As for the experimental anti-nerve-agent drugs, we ignore at our peril the Defense Department’s long history of experimenting on its own troops, dating from the mushroom-cloud observers of the 40s to today’s slowly dying Agent Orange victims. The ways the DOD has treated these soldiers is a well-known horror story.

Plato notwithstanding, soldiers rarely fight out of duty. They do fight for each other. Stalingrad proved that, as did Vietnam, where units suffered when soldiers went home after finishing their tours. It is also true that the detachment soldiers need to develop often turns into depersonalization. I refer Mr. Hennelly to the classic work on military training and war, and their effects on soldiers and societies, The Warriors by World War II veteran and philosopher J. Glenn Gray. Moreover, the ease with which we now dispatch the enemy, and the tremendous psychological and physical distance from which we do it, prevent us from grasping the full consequences of our own handiwork. Military historian Richard Holmes points this out in Acts of War: The Behavior of Men in Battle. William, Roberto, and Jim were among the very few of the 500,000 Americans in Saudi Arabia who saw it.

The story of war does lie within our global society. And as part of that global society, we must seek ways to live cooperatively. That means realizing that however different from us our neighbors may be, we must recognize in them our own humanity and understand that our desires–health, shelter, food, meaningful lives–are theirs as well. To their credit, Roberto, Jim, and other reservists grappled with this recognition.

The ancient Chinese philosopher/warrior Sun Tzu wrote 2,500 years ago that “the true object of war is peace,” and George Bush repeatedly echoed that before, during, and after the gulf war. But with the onset of truly “modern” warfare in World War I and the development of weapons of mass destruction, that has not been a viable strategy for 80 years. If there is to be a peaceful new world order, it must be based on an equitable distribution of the world’s resources, not on a “winner takes all” economic philosophy. If we do not reach for a solution, then warfare that beggars our minds will reach for us. “It could have been me, it could have been us,” Roberto said.

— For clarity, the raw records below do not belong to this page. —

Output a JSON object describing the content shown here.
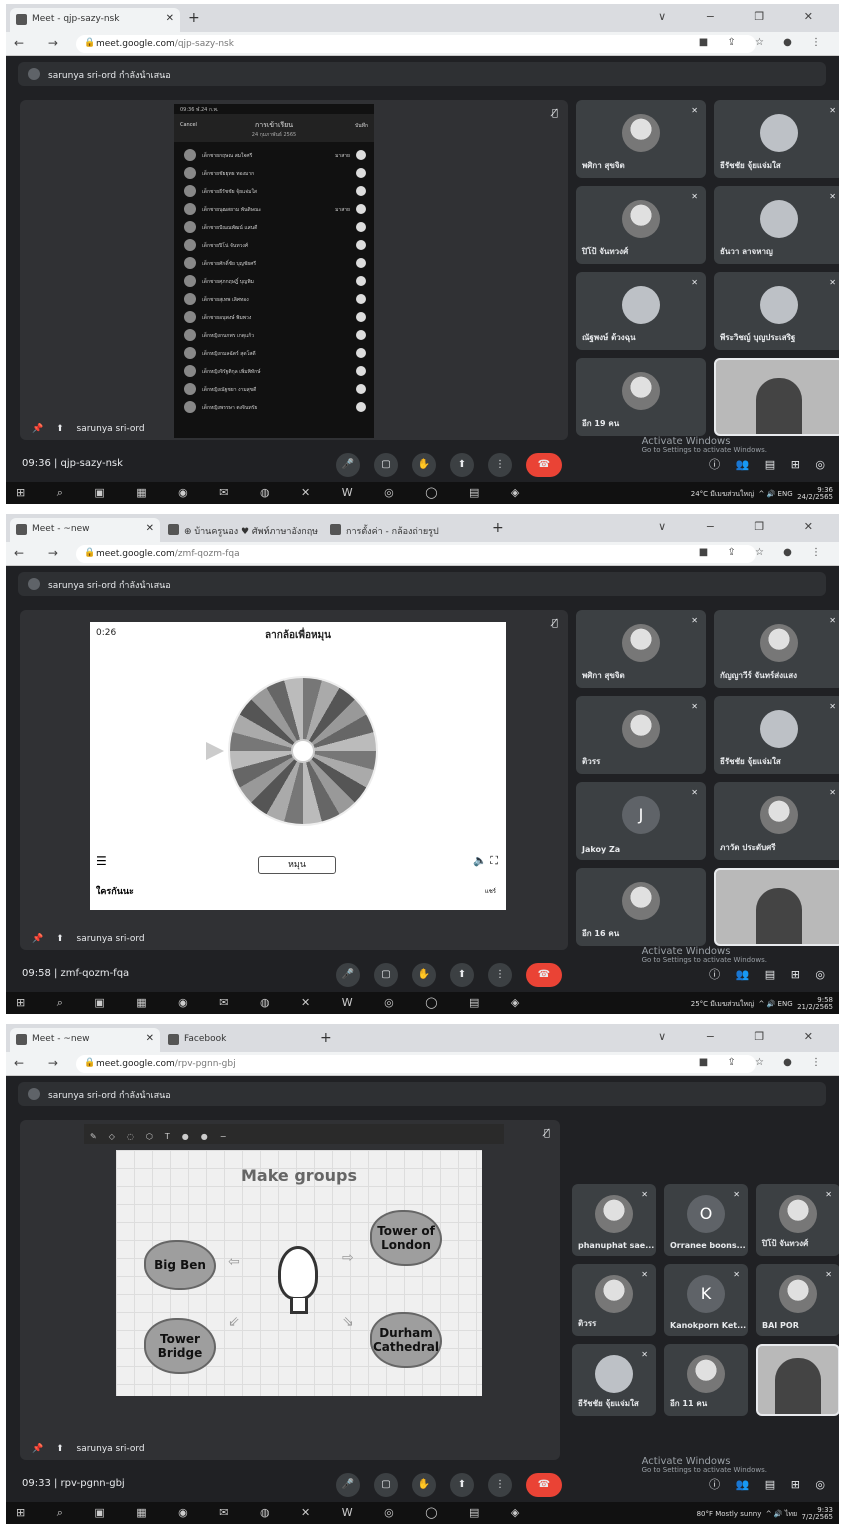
{
  "common": {
    "presenter_banner": "sarunya sri-ord กำลังนำเสนอ",
    "presenter_dot_letter": "s",
    "presenter_name": "sarunya sri-ord",
    "activate_title": "Activate Windows",
    "activate_sub": "Go to Settings to activate Windows.",
    "nav_buttons": "← → C",
    "addr_icons": "■ ⇪ ☆ ● ⋮",
    "window_controls": "∨ − ❐ ✕",
    "taskbar_icons": "⊞ ⌕ ▣ ▦ ◉ ✉ ◍ ✕ W ◎ ◯ ▤ ◈",
    "side_icons": "ⓘ 👥 ▤ ⊞ ◎",
    "controls": [
      "🎤",
      "▢",
      "✋",
      "⬆",
      "⋮",
      "☎"
    ]
  },
  "shot1": {
    "tabs": [
      {
        "label": "Meet - qjp-sazy-nsk",
        "active": true
      }
    ],
    "url_host": "meet.google.com",
    "url_path": "/qjp-sazy-nsk",
    "meeting_info": "09:36  |  qjp-sazy-nsk",
    "phone": {
      "status": "09:36  ฬ.24 ก.พ.",
      "cancel": "Cancel",
      "title": "การเข้าเรียน",
      "date": "24 กุมภาพันธ์ 2565",
      "save": "บันทึก",
      "rows": [
        {
          "name": "เด็กชายกฤษณ สมใจศรี",
          "tag": "มาสาย"
        },
        {
          "name": "เด็กชายชัยยุทธ ทองมาก",
          "tag": ""
        },
        {
          "name": "เด็กชายธีรัชชัย จุ้ยแจ่มใส",
          "tag": ""
        },
        {
          "name": "เด็กชายนุฒสยาม พันดิษณะ",
          "tag": "มาสาย"
        },
        {
          "name": "เด็กชายปัณณพัฒน์ แสนดี",
          "tag": ""
        },
        {
          "name": "เด็กชายปิโน่ จันทวงศ์",
          "tag": ""
        },
        {
          "name": "เด็กชายศักดิ์ชัย บุญชัยศรี",
          "tag": ""
        },
        {
          "name": "เด็กชายศุภกฤษฎิ์ บุญพิม",
          "tag": ""
        },
        {
          "name": "เด็กชายสุเทพ เลิศทอง",
          "tag": ""
        },
        {
          "name": "เด็กชายอนุพงษ์ พิมพวง",
          "tag": ""
        },
        {
          "name": "เด็กหญิงกนกพร เกตุแก้ว",
          "tag": ""
        },
        {
          "name": "เด็กหญิงกมลฉัตร์ สุดโสดี",
          "tag": ""
        },
        {
          "name": "เด็กหญิงจิรัฐติกุล เพิ่มพิทักษ์",
          "tag": ""
        },
        {
          "name": "เด็กหญิงณัฐชยา งามสุขดี",
          "tag": ""
        },
        {
          "name": "เด็กหญิงพรรษา ตงจินทรัย",
          "tag": ""
        }
      ]
    },
    "tiles": [
      {
        "name": "พศิกา สุขจิต",
        "kind": "photo"
      },
      {
        "name": "ธีรัชชัย จุ้ยแจ่มใส",
        "kind": "avatar"
      },
      {
        "name": "ปิโป้ จันทวงศ์",
        "kind": "photo"
      },
      {
        "name": "ธันวา ลาจหาญ",
        "kind": "avatar"
      },
      {
        "name": "ณัฐพงษ์ ด้วงฉุน",
        "kind": "avatar"
      },
      {
        "name": "พีระวิชญ์ บุญประเสริฐ",
        "kind": "avatar"
      },
      {
        "name": "อีก 19 คน",
        "kind": "more"
      },
      {
        "name": "",
        "kind": "video"
      }
    ],
    "clock_time": "9:36",
    "clock_date": "24/2/2565",
    "weather": "24°C มีเมฆส่วนใหญ่",
    "lang": "ENG"
  },
  "shot2": {
    "tabs": [
      {
        "label": "Meet - ~new",
        "active": true
      },
      {
        "label": "⊕ บ้านครูนอง ♥ ศัพท์ภาษาอังกฤษ",
        "active": false
      },
      {
        "label": "การตั้งค่า - กล้องถ่ายรูป",
        "active": false
      }
    ],
    "url_host": "meet.google.com",
    "url_path": "/zmf-qozm-fqa",
    "meeting_info": "09:58  |  zmf-qozm-fqa",
    "wheel": {
      "timer": "0:26",
      "title": "ลากล้อเพื่อหมุน",
      "spin": "หมุน",
      "footer": "ใครกันนะ",
      "share": "แชร์",
      "numbers": [
        "1",
        "2",
        "3",
        "4",
        "5",
        "6",
        "7",
        "8",
        "9",
        "10",
        "11",
        "12",
        "13",
        "14",
        "15",
        "16",
        "17",
        "18",
        "19",
        "20",
        "21",
        "22",
        "23",
        "24",
        "25",
        "26"
      ]
    },
    "tiles": [
      {
        "name": "พศิกา สุขจิต",
        "kind": "photo"
      },
      {
        "name": "กัญญาวีร์ จันทร์ส่งแสง",
        "kind": "photo"
      },
      {
        "name": "ติวรร",
        "kind": "photo"
      },
      {
        "name": "ธีรัชชัย จุ้ยแจ่มใส",
        "kind": "avatar"
      },
      {
        "name": "Jakoy Za",
        "kind": "letter",
        "letter": "J"
      },
      {
        "name": "ภาวัต ประดับศรี",
        "kind": "photo"
      },
      {
        "name": "อีก 16 คน",
        "kind": "more"
      },
      {
        "name": "",
        "kind": "video"
      }
    ],
    "clock_time": "9:58",
    "clock_date": "21/2/2565",
    "weather": "25°C มีเมฆส่วนใหญ่",
    "lang": "ENG"
  },
  "shot3": {
    "tabs": [
      {
        "label": "Meet - ~new",
        "active": true
      },
      {
        "label": "Facebook",
        "active": false
      }
    ],
    "url_host": "meet.google.com",
    "url_path": "/rpv-pgnn-gbj",
    "meeting_info": "09:33  |  rpv-pgnn-gbj",
    "board": {
      "title": "Make groups",
      "items": [
        "Big Ben",
        "Tower Bridge",
        "Tower of London",
        "Durham Cathedral"
      ]
    },
    "tiles": [
      {
        "name": "phanuphat sae...",
        "kind": "photo"
      },
      {
        "name": "Orranee boons...",
        "kind": "letter",
        "letter": "O"
      },
      {
        "name": "ปิโป้ จันทวงศ์",
        "kind": "photo"
      },
      {
        "name": "ติวรร",
        "kind": "photo"
      },
      {
        "name": "Kanokporn Ket...",
        "kind": "letter",
        "letter": "K"
      },
      {
        "name": "BAI POR",
        "kind": "photo"
      },
      {
        "name": "ธีรัชชัย จุ้ยแจ่มใส",
        "kind": "avatar"
      },
      {
        "name": "อีก 11 คน",
        "kind": "more"
      },
      {
        "name": "",
        "kind": "video"
      }
    ],
    "clock_time": "9:33",
    "clock_date": "7/2/2565",
    "weather": "80°F Mostly sunny",
    "lang": "ไทย"
  }
}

These reservists recalled General George Patton’s remark a little more than 24 hours before they left Chicago: “Soldiers are the greatest pacifists of all.” These are men we should respect and learn from. They have much to teach us about our own behavior and capabilities. Even given their experiences in the gulf war, they said that if called up again, they would go “for the guy next to me.” Perhaps they have something to teach us about love too.